═════ SUPPLIED MATERIAL
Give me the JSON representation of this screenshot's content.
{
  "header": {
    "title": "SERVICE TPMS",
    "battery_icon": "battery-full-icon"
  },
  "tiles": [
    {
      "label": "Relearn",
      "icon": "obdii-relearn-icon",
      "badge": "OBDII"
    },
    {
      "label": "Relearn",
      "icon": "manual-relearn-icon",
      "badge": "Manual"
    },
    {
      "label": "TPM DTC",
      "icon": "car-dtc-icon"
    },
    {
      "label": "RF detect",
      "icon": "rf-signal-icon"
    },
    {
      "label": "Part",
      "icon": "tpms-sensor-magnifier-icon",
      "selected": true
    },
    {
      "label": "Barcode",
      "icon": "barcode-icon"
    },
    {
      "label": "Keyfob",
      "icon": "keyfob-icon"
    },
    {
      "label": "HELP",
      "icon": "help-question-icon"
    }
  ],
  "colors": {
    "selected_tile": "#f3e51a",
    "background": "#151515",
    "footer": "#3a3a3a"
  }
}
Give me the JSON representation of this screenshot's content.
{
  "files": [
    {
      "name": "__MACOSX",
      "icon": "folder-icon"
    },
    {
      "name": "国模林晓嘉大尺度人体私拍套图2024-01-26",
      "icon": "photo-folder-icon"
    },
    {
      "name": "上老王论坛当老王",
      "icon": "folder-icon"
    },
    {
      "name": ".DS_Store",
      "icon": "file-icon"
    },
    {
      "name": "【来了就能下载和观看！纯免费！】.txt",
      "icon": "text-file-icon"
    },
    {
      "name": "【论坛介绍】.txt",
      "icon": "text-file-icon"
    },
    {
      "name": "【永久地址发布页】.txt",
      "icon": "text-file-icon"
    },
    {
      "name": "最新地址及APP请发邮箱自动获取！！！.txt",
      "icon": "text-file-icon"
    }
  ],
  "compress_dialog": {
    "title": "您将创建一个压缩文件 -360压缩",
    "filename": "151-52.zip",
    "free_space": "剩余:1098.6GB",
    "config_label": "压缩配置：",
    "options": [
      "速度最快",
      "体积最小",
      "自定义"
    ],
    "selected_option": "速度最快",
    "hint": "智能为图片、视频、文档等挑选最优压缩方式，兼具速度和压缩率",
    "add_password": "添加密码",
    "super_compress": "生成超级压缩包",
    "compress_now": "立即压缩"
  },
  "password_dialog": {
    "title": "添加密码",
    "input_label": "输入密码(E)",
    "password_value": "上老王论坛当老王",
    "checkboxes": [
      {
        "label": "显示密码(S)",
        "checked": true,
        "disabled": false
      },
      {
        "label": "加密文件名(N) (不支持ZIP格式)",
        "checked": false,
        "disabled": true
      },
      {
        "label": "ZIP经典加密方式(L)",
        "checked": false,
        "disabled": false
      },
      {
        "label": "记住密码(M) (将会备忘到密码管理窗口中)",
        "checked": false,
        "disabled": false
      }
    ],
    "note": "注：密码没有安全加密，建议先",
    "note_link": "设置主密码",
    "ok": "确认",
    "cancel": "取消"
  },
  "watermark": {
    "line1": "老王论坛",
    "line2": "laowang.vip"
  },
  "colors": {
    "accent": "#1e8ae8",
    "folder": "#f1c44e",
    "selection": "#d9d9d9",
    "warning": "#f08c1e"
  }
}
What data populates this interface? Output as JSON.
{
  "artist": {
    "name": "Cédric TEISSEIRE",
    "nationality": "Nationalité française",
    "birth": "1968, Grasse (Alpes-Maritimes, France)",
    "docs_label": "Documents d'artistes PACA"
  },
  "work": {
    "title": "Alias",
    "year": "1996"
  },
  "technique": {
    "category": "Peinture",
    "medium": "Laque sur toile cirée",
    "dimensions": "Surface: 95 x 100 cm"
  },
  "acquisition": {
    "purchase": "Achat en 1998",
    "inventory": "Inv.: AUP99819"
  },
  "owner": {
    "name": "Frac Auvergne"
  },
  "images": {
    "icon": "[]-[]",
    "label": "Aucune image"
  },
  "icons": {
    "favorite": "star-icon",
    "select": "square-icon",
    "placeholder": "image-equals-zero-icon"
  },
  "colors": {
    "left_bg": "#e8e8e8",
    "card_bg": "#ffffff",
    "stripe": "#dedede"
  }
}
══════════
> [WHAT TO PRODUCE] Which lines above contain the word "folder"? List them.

> [RESULT OF THE EXERCISE]
      "icon": "folder-icon"
      "icon": "photo-folder-icon"
      "icon": "folder-icon"
    "folder": "#f1c44e",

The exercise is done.